In the opening months of the 2013 Série A season, the young Brazilian agreed a €15m move to Ukraine, specifically to join a Shakhtar Donetsk squad featuring a number of his countrymen. With the likes of now Juventus winger Douglas Costa and current Shakhtar captain Taison already at the club, Fred’s transition was no doubt made significantly easier. He still impressed in his first season, however, scoring twice in 23 appearances as Shakhtar won the Ukrainian Premier League – the first of three domestic titles, to go with three Ukrainian cups, Fred won in his five seasons at the club.

In June 2018, Shakhtar agreed a reported fee of around £52m to sell the now 25-year-old to English giants Manchester United. Fred was at the time away with Brazil’s World Cup squad, but received special permission to leave the camp in order to complete his move – and subsequently played no part in any of Brazil’s games in Russia anyway. He has won only eights caps in an international career spanning four years, but will hope the increased profile he should enjoy at Old Trafford will help him force his way into Brazil’s future plans.

Tactical analysis
Fred is different to many traditional defensive midfielders, in that he is excellent in attacking possession. His quality on the ball is shown from his incisive through balls and ability to drive forward in open play or during transitional moments. The higher up the pitch he roams, the more effective his forward passes become, often slicing open opposing defences with ease (above). His box-to-box style is perhaps better suited to playing alongside a second deep-lying midfielder whose primary role is to protect the defensive unit.

Perhaps surprisingly, his skills in possession are more limited when building out from the goalkeeper. He is not one to drop in between splitting central defenders, should his team look to restart with short passes from the goalkeeper. He can be caught in possession, particularly when pressed from behind (below), if taking too long to decide which pass to play when in deeper areas. He also lacks the movement to receive with his body ‘open’ in order to progress the ball from deep.

What Fred lacks in the build-up phase, however, he will make up for when progressing the ball into the final third. He always wants to move the ball forwards, even when it is not obvious to do so, while his tricky turns and ability to dribble through crowds help him away from pressure and into empty midfield spaces. The 25-year-old can also be a threat from central free-kicks, despite not being a primary taker in recent years.

Despite his smaller stature for traditional deeper midfielders – he stands 5ft 7ins – he protects the ball well, often intelligently drawing fouls that can create additional set-piece chances for his team. These fouls can also help relieve pressure, should his team be facing intense attacking spells from opponents.

Role at new club
It is expected that Fred will play as part of a double pivot system at United. Jose Mourinho’s first choice Nemanja Matic is likely to be deployed alongside him, with Fred supporting but given more of a licence to roam forward – particularly during attacking transitions. This could also enable Paul Pogba to play in a more advanced role – should his rumoured move to Barcelona fail to materialise.

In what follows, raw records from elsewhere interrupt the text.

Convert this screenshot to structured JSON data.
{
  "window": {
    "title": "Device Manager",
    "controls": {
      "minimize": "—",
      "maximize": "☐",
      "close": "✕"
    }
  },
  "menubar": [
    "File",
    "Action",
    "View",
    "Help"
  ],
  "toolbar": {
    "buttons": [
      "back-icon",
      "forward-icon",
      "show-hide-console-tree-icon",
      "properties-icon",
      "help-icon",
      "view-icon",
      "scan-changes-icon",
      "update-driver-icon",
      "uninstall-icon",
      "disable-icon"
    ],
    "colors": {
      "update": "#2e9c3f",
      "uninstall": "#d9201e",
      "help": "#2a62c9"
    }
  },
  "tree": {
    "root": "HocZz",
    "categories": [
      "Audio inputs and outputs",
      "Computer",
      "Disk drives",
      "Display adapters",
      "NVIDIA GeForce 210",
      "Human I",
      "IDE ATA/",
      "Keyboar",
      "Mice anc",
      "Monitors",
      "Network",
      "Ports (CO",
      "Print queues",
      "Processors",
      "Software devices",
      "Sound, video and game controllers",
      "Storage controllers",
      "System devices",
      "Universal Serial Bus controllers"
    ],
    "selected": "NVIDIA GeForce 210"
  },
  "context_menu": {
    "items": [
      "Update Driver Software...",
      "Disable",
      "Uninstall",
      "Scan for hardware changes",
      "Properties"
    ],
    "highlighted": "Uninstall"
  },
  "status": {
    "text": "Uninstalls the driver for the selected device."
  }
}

If Fred is used as a lone pivot, then United will set up with more advanced central midfielders, in which case Pogba, Jesse Lingard and Juan Mata are the likely candidates. Regardless of which central midfield combination Mourinho picks, Fred will face regular competition for a starting place. Matic and Ander Herrera are both alternative candidates in defensive midfield, with the emerging young talent Scott McTominay another one in the mix.

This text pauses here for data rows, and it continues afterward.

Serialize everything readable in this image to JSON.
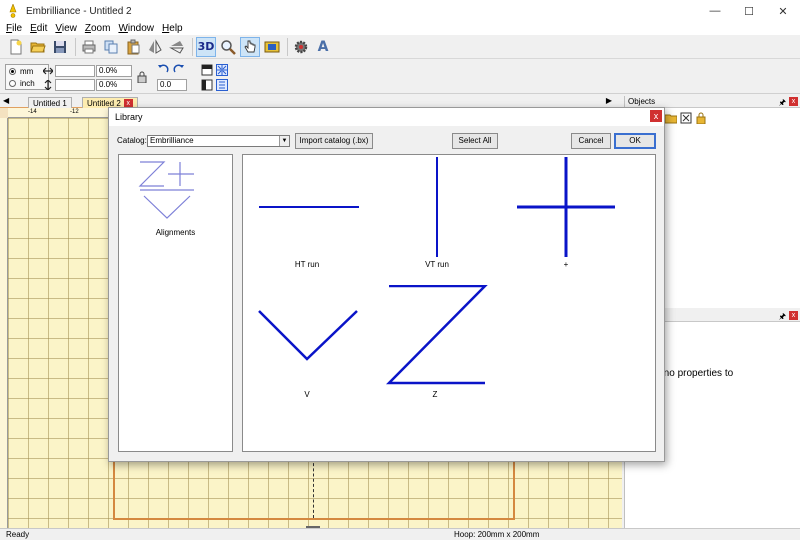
{
  "window": {
    "title": "Embrilliance - Untitled 2",
    "minimize": "—",
    "maximize": "☐",
    "close": "✕"
  },
  "menu": [
    {
      "label": "File",
      "accel": "F",
      "rest": "ile"
    },
    {
      "label": "Edit",
      "accel": "E",
      "rest": "dit"
    },
    {
      "label": "View",
      "accel": "V",
      "rest": "iew"
    },
    {
      "label": "Zoom",
      "accel": "Z",
      "rest": "oom"
    },
    {
      "label": "Window",
      "accel": "W",
      "rest": "indow"
    },
    {
      "label": "Help",
      "accel": "H",
      "rest": "elp"
    }
  ],
  "toolbar": {
    "three_d_label": "3D",
    "font_tool_label": "A"
  },
  "propbar": {
    "unit_mm": "mm",
    "unit_inch": "inch",
    "width_value": "",
    "height_value": "",
    "width_percent": "0.0%",
    "height_percent": "0.0%",
    "rotation_value": "0.0"
  },
  "tabs": [
    {
      "label": "Untitled 1",
      "current": false
    },
    {
      "label": "Untitled 2",
      "current": true
    }
  ],
  "ruler": {
    "marks": [
      "-14",
      "-12"
    ]
  },
  "objects_panel": {
    "title": "Objects",
    "pin": "🖈",
    "close": "x"
  },
  "properties_panel": {
    "pin": "🖈",
    "close": "x",
    "message": "re no properties to"
  },
  "status": {
    "left": "Ready",
    "hoop": "Hoop: 200mm x 200mm"
  },
  "library": {
    "title": "Library",
    "close": "x",
    "catalog_label": "Catalog:",
    "catalog_value": "Embrilliance",
    "import_button": "Import catalog (.bx)",
    "select_all_button": "Select All",
    "cancel_button": "Cancel",
    "ok_button": "OK",
    "categories": [
      {
        "label": "Alignments"
      }
    ],
    "items": [
      {
        "label": "HT run",
        "shape": "horizontal-line"
      },
      {
        "label": "VT run",
        "shape": "vertical-line"
      },
      {
        "label": "+",
        "shape": "cross"
      },
      {
        "label": "V",
        "shape": "v-shape"
      },
      {
        "label": "Z",
        "shape": "z-shape"
      }
    ],
    "stitch_color": "#0a14c8"
  }
}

The major issue with having Fred as a lone central defensive midfielder is that he lacks the ability to defensively control the space in front of the back line. Without the experience and defensive nous of a Matic or Herrera alongside him, Fred is likely to get overrun as a single pivot. Should he be a regular starter for Mourinho, the manager will have to sacrifice a more obvious attacking midfielder in order to squeeze him in.

Fred